Jauhar led by Padmini in 1303, all 32,000 men then living in the fort
donned the saffron robes of martyrdom and rode out to face certain
death in the war, and their women folk committed Jauhar led by Rani
Karnawati. The ultimate sacrifice for freedom, Jauhar was again
performed for the third time after the Mughal Emperor Akbar captured Chittorgarh in 1568. The capital was moved west to Udaipur, in the foothills of the Aravalli Range, where Rana Udai Singh II (the young heir apparent) had established a residence in 1559. Udaipur remained the capital of Mewar until it acceded unto the union of India in 1947, and Chittorgarh gradually lost its political importance.
Chittorgarh is also famous for its association with two very widely known historical figures of India. The first is, Meera Bai the most famous female Hindu spiritual poetess whose compositions are
still popular throughout North India. Her poems follow the Bhakti tradition and she is considered to be most passionate worshipper of lord Krishna.
Folklore says that her love for Krishna was epitomized by her final
disappearance in the temple of Krishna in Dwarka. She is believed to
have entered the sanctum of the temple in a state of singing ecstasy
after which the sanctum doors are believed to have closed on their own
and when later opened, the sari of Mirabai was seen enwrapped around
the idol of Lord Krishna, symbolizing the culmination of her union with
The second equally famous person is Maharana Pratap, son of Rana Udai Singh II who is regarded as a personification of the values Rajputs cherish and die for. He took an oath to spend his life living in the
jungles and fighting until he could realize his dream of reconquering
Chittorgarh from Akbar (and thus reclaiming the glory of Mewar). It was
the dream greatly cherished by Maharana Pratap, and he spent all his
life to achieve this goal. He underwent hardships and a life of eating
breads made of grass while fighting his lifelong battle. Maharana
Pratap is the greatest hero in the eyes of the Raputs of Mewar.
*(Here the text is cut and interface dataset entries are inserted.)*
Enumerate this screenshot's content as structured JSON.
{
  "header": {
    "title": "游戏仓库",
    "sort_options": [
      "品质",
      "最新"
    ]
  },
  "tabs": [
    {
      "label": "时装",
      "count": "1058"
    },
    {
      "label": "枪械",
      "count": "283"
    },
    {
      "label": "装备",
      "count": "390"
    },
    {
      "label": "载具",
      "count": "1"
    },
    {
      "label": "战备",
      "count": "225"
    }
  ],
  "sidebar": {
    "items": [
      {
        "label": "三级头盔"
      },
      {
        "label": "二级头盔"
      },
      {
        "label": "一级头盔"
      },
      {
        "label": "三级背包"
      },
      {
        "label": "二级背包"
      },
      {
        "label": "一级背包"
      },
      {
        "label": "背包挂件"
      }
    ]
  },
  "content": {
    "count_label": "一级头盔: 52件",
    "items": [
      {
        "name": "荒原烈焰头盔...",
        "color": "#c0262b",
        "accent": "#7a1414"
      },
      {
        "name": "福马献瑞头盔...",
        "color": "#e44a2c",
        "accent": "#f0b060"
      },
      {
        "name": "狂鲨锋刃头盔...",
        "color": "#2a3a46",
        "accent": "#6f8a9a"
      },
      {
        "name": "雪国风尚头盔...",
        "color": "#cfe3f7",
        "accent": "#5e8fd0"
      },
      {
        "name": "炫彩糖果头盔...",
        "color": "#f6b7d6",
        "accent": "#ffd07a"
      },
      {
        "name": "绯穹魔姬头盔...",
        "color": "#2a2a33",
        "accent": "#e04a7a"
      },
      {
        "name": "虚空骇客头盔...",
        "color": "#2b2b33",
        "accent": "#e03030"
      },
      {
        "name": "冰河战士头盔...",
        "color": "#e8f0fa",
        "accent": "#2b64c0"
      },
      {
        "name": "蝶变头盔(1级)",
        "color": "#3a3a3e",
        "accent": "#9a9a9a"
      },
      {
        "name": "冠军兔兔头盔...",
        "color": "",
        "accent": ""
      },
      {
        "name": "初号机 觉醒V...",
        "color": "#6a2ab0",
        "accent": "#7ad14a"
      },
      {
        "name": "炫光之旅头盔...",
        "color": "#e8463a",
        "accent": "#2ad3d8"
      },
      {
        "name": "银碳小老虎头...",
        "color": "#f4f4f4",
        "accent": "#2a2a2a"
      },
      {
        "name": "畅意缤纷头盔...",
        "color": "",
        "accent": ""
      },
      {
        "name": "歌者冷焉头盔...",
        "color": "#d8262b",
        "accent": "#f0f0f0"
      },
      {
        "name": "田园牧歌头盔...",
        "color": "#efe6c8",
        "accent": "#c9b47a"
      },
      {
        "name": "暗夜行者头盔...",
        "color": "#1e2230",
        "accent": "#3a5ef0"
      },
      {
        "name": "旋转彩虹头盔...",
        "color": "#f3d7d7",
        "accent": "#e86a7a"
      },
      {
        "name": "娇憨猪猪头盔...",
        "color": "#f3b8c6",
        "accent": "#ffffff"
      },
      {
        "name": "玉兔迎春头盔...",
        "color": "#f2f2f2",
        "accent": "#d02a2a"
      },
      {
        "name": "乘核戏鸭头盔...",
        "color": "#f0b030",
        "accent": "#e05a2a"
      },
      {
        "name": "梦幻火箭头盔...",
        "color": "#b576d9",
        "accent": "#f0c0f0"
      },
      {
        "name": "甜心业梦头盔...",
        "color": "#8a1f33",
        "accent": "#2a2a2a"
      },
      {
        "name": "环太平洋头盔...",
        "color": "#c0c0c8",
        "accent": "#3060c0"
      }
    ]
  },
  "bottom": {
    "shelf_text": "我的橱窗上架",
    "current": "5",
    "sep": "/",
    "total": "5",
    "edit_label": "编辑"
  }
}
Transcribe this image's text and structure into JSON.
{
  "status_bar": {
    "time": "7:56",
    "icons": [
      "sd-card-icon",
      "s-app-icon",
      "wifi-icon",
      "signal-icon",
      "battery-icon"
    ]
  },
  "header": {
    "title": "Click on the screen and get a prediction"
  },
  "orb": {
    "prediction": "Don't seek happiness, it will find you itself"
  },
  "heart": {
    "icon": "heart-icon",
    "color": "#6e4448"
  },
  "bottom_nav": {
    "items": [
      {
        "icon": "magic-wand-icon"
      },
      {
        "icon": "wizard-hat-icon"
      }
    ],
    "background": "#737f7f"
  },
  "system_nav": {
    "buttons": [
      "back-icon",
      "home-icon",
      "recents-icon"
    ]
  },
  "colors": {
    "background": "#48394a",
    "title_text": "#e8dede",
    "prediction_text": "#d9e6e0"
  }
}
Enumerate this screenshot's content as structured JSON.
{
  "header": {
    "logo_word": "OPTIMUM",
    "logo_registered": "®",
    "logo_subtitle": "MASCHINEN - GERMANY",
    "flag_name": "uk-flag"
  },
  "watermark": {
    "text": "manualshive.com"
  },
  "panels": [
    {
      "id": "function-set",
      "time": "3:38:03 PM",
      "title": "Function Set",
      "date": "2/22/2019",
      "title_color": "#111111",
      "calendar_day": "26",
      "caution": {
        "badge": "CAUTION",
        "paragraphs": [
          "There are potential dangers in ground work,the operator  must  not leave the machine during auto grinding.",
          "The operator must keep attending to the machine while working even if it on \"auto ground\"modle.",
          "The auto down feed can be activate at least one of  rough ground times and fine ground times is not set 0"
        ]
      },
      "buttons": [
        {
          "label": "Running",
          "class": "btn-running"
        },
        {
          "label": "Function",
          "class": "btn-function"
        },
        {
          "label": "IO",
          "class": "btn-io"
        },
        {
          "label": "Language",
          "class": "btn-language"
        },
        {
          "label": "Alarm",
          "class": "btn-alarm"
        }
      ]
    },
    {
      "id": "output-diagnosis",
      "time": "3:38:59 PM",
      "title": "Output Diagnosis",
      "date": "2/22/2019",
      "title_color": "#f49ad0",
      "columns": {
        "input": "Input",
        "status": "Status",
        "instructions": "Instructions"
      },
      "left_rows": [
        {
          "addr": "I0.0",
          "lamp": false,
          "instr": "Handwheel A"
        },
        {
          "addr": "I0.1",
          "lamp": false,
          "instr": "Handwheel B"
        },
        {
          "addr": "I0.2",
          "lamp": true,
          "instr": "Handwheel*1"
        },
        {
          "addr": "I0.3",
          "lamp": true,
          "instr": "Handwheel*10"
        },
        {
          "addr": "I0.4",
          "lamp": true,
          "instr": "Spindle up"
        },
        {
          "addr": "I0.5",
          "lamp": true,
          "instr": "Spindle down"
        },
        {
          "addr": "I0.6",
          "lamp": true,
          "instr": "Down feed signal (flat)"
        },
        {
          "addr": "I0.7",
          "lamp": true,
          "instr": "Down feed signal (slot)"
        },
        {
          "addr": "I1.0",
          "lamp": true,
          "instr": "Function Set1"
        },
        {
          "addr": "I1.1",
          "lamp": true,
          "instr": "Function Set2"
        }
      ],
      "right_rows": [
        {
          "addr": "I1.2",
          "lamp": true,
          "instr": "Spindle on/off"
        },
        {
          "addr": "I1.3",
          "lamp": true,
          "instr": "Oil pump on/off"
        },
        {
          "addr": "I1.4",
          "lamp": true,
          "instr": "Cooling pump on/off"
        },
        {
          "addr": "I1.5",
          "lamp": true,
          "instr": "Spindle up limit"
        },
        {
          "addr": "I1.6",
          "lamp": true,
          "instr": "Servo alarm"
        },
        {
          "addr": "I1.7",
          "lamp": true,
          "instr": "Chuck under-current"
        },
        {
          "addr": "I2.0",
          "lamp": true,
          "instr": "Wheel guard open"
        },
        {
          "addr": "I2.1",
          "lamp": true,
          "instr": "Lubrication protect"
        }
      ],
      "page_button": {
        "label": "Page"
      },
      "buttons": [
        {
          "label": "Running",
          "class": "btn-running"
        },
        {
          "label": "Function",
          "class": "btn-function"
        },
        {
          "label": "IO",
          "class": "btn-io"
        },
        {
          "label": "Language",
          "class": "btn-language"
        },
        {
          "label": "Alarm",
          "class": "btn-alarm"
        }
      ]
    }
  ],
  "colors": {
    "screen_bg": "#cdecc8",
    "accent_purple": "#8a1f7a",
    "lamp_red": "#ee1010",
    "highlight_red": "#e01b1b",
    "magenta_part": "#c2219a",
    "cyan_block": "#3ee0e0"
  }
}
In the
absolute dark era of Rajput history, Maharana Pratap alone stood firmly
for his honour and dignity, never compromising his honour for safety.
With the reputation of a brave man with great character even among his
enemies, he died free in 1597.
Chittorgarh remains replete with historic associations and holds a very special place in the hearts of Rajputs, as it was a bastion of the clan at a time when every other stronghold had succumbed to invasion. It is often called as the "Bhakti aur Shakti ki nagari" (land of devotion and strength). The fort and the city of Chittorgarh also hosts the biggest Rajput festival "Jauhar Mela". It takes place annually on the anniversary of one of the jauhars,
not the one by Padmini which is most famous. This festival is to
commemorate the bravery of Rajput ancestors and all three Jauhars which
happened at Chittorgarh. A huge number of Rajputs which include the
descendants of most of the princely families do a procession to
celebrate the Jauhar.
The fort at Chittorgarh also contains the ancient and beautiful temple to Goddess Kali called the Kalika Mata Temple.